**** RECORDS SUPPLIED ****
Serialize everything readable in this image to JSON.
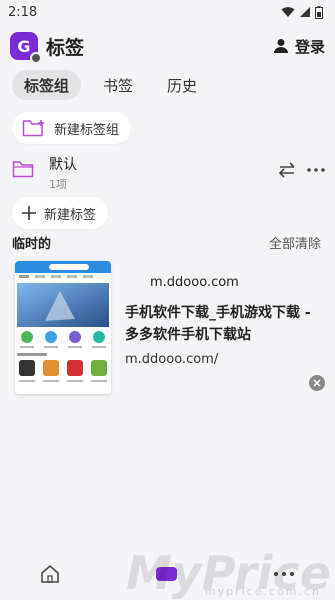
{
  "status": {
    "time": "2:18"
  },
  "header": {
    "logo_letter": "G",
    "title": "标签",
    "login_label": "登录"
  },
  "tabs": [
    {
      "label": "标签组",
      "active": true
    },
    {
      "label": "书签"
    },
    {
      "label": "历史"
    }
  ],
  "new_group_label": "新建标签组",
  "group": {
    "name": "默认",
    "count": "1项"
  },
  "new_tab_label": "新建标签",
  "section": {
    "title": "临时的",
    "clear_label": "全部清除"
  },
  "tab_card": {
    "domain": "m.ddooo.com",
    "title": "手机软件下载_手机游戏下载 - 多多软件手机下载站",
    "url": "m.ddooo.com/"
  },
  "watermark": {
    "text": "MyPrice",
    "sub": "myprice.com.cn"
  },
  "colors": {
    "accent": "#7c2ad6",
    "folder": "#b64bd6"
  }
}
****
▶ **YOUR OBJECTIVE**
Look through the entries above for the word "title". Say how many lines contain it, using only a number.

▶ **RESPONSE BELOW**
3